Seventh GenerationHow do you take a great “Green” brand out of the Red and into the Black?
Since it was founded in 1988, 7th Generation has been committed to making all-natural products that do no harm to the environment, the home or the people who use them. A great mission, but burdened with major issues:
- Many of their products were, historically, much less effective than their mainstream competition. Lots of trial; low repeat.
- Worse, new “all natural” competition emerged that was more fashionable and, often, more effective.
- The founder paid much more attention to the mission than to the bottom line, generating frustration with investors who expected reasonable ROI.
The Solution? It started with new leadership – the former CEO of another great natural brand, Burt’s Bees – committed to create commercial success without betraying the mission.
One of his first acts was to bring in out team to revitalize 7th Generation strategy and communications.
How you may ask?
- Map corporate strategy
- Launched new/updated products that really work
- Communicate to consumers that 7th Gen is not just the beginning of the green movement: it is the state of the art.
- Use digital media to communicate to the consumer on their terms.
These 7th Gen on-line films hit hard at the negative impact of mainstream big CPG brands that compel consumers to reconsider their current choices and give them better alternatives that serve the health of their family. And the planet.
The result? 7th Generation sales accelerated to $200MM, results so successful that global CPG leader, Unilever, purchased the company for $250MM in 2016 to be their flagship entry into the green space.
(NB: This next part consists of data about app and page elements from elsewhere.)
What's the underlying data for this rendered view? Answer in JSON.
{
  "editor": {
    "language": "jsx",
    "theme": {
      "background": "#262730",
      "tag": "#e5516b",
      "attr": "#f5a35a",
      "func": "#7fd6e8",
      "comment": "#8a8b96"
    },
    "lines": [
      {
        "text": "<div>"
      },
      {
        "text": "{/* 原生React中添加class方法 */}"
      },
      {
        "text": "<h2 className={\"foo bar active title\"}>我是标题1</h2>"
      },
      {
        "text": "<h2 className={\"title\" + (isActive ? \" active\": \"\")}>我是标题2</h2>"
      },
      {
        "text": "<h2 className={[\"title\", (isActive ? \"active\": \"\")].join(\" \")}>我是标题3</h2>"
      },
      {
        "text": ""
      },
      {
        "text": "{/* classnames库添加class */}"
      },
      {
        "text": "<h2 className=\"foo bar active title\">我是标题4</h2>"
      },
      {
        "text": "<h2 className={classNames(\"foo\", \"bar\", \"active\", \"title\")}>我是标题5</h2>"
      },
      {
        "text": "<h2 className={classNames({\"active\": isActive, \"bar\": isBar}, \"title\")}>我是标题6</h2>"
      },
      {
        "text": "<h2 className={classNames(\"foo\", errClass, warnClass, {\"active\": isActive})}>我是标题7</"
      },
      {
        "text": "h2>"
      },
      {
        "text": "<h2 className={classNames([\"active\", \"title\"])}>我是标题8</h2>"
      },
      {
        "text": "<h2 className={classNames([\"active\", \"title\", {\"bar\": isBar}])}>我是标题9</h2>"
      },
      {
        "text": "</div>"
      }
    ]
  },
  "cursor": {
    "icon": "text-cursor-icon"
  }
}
A stellar example of managing to the “Triple Bottom Line”: good for the consumer, good for the planet, good for the investor.